Each entry below should be printed exactly, with every image left out.

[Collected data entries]
★ ★ ★
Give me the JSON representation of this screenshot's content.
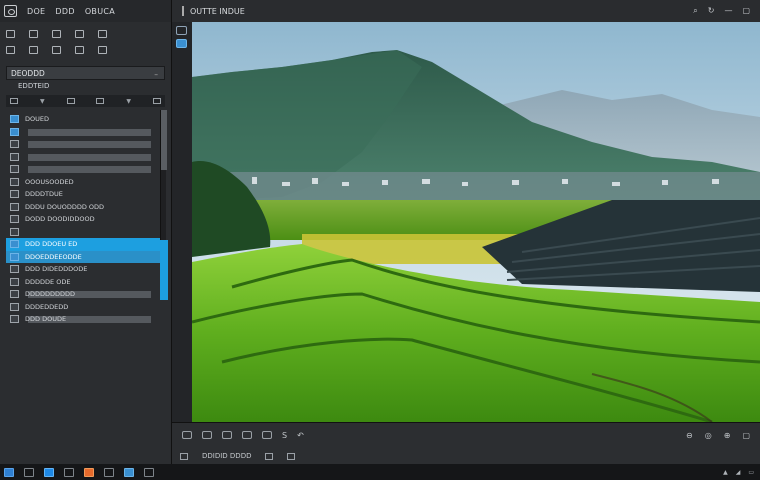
{
  "menubar": {
    "items": [
      "DOE",
      "DDD",
      "OBUCA"
    ]
  },
  "document_tab": {
    "title": "OUTTE  INDUE"
  },
  "panel": {
    "header": "DEODDD",
    "subheader": "EDDTEID",
    "layers": [
      {
        "label": "DOUED",
        "style": "plain",
        "thumb": "blue"
      },
      {
        "label": "",
        "style": "gray-bar",
        "thumb": "blue"
      },
      {
        "label": "",
        "style": "gray-bar",
        "thumb": "plain"
      },
      {
        "label": "",
        "style": "gray-bar",
        "thumb": "plain"
      },
      {
        "label": "",
        "style": "gray-bar",
        "thumb": "plain"
      },
      {
        "label": "OOOUSOODED",
        "style": "plain",
        "thumb": "plain"
      },
      {
        "label": "DDDDTDUE",
        "style": "plain",
        "thumb": "plain"
      },
      {
        "label": "DDDU DOUODDDD ODD",
        "style": "plain",
        "thumb": "plain"
      },
      {
        "label": "DODD DOODIDDOOD",
        "style": "plain",
        "thumb": "plain"
      },
      {
        "label": "",
        "style": "plain",
        "thumb": "plain"
      },
      {
        "label": "DDD DDOEU ED",
        "style": "sel-strong",
        "thumb": "blue"
      },
      {
        "label": "DDOEDDEEODDE",
        "style": "sel-light",
        "thumb": "blue"
      },
      {
        "label": "DDD DIDEDDDODE",
        "style": "plain",
        "thumb": "plain"
      },
      {
        "label": "DDDDDE ODE",
        "style": "plain",
        "thumb": "plain"
      },
      {
        "label": "DDDDDDDDDD",
        "style": "gray-bar",
        "thumb": "plain"
      },
      {
        "label": "DDDEDDEDD",
        "style": "plain",
        "thumb": "plain"
      },
      {
        "label": "DDD DOUDE",
        "style": "gray-bar",
        "thumb": "plain"
      }
    ]
  },
  "status": {
    "label": "DDIDID  DDDD"
  },
  "colors": {
    "accent": "#1d9fe0",
    "panel_bg": "#2b2d30",
    "sky": "#c8dbe6",
    "grass": "#5fae1e"
  },
  "icons": {
    "app_logo": "camera-lens-icon",
    "start": "windows-start-icon",
    "browser": "edge-browser-icon"
  }
}
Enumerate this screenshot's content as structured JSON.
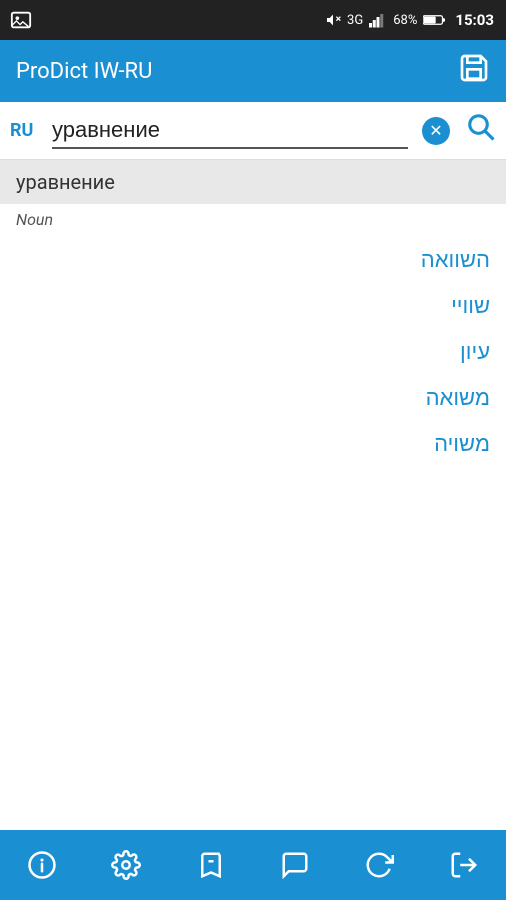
{
  "statusBar": {
    "time": "15:03",
    "battery": "68%",
    "network": "3G"
  },
  "appBar": {
    "title": "ProDict IW-RU",
    "saveIconLabel": "save"
  },
  "searchBar": {
    "lang": "RU",
    "query": "уравнение",
    "clearLabel": "×",
    "searchLabel": "🔍"
  },
  "result": {
    "word": "уравнение",
    "partOfSpeech": "Noun",
    "translations": [
      "השוואה",
      "שוויי",
      "עיון",
      "משואה",
      "משויה"
    ]
  },
  "bottomNav": {
    "items": [
      {
        "name": "info",
        "label": "info"
      },
      {
        "name": "settings",
        "label": "settings"
      },
      {
        "name": "bookmarks",
        "label": "bookmarks"
      },
      {
        "name": "chat",
        "label": "chat"
      },
      {
        "name": "refresh",
        "label": "refresh"
      },
      {
        "name": "exit",
        "label": "exit"
      }
    ]
  }
}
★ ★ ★
■ **COMPLETED EXERCISE**:
Give me the JSON representation of this screenshot's content.
{
  "menubar": {
    "items": [
      "DOE",
      "DDD",
      "OBUCA"
    ]
  },
  "document_tab": {
    "title": "OUTTE  INDUE"
  },
  "panel": {
    "header": "DEODDD",
    "subheader": "EDDTEID",
    "layers": [
      {
        "label": "DOUED",
        "style": "plain",
        "thumb": "blue"
      },
      {
        "label": "",
        "style": "gray-bar",
        "thumb": "blue"
      },
      {
        "label": "",
        "style": "gray-bar",
        "thumb": "plain"
      },
      {
        "label": "",
        "style": "gray-bar",
        "thumb": "plain"
      },
      {
        "label": "",
        "style": "gray-bar",
        "thumb": "plain"
      },
      {
        "label": "OOOUSOODED",
        "style": "plain",
        "thumb": "plain"
      },
      {
        "label": "DDDDTDUE",
        "style": "plain",
        "thumb": "plain"
      },
      {
        "label": "DDDU DOUODDDD ODD",
        "style": "plain",
        "thumb": "plain"
      },
      {
        "label": "DODD DOODIDDOOD",
        "style": "plain",
        "thumb": "plain"
      },
      {
        "label": "",
        "style": "plain",
        "thumb": "plain"
      },
      {
        "label": "DDD DDOEU ED",
        "style": "sel-strong",
        "thumb": "blue"
      },
      {
        "label": "DDOEDDEEODDE",
        "style": "sel-light",
        "thumb": "blue"
      },
      {
        "label": "DDD DIDEDDDODE",
        "style": "plain",
        "thumb": "plain"
      },
      {
        "label": "DDDDDE ODE",
        "style": "plain",
        "thumb": "plain"
      },
      {
        "label": "DDDDDDDDDD",
        "style": "gray-bar",
        "thumb": "plain"
      },
      {
        "label": "DDDEDDEDD",
        "style": "plain",
        "thumb": "plain"
      },
      {
        "label": "DDD DOUDE",
        "style": "gray-bar",
        "thumb": "plain"
      }
    ]
  },
  "status": {
    "label": "DDIDID  DDDD"
  },
  "colors": {
    "accent": "#1d9fe0",
    "panel_bg": "#2b2d30",
    "sky": "#c8dbe6",
    "grass": "#5fae1e"
  },
  "icons": {
    "app_logo": "camera-lens-icon",
    "start": "windows-start-icon",
    "browser": "edge-browser-icon"
  }
}
Enumerate this screenshot's content as structured JSON.
{
  "statusBar": {
    "time": "15:03",
    "battery": "68%",
    "network": "3G"
  },
  "appBar": {
    "title": "ProDict IW-RU",
    "saveIconLabel": "save"
  },
  "searchBar": {
    "lang": "RU",
    "query": "уравнение",
    "clearLabel": "×",
    "searchLabel": "🔍"
  },
  "result": {
    "word": "уравнение",
    "partOfSpeech": "Noun",
    "translations": [
      "השוואה",
      "שוויי",
      "עיון",
      "משואה",
      "משויה"
    ]
  },
  "bottomNav": {
    "items": [
      {
        "name": "info",
        "label": "info"
      },
      {
        "name": "settings",
        "label": "settings"
      },
      {
        "name": "bookmarks",
        "label": "bookmarks"
      },
      {
        "name": "chat",
        "label": "chat"
      },
      {
        "name": "refresh",
        "label": "refresh"
      },
      {
        "name": "exit",
        "label": "exit"
      }
    ]
  }
}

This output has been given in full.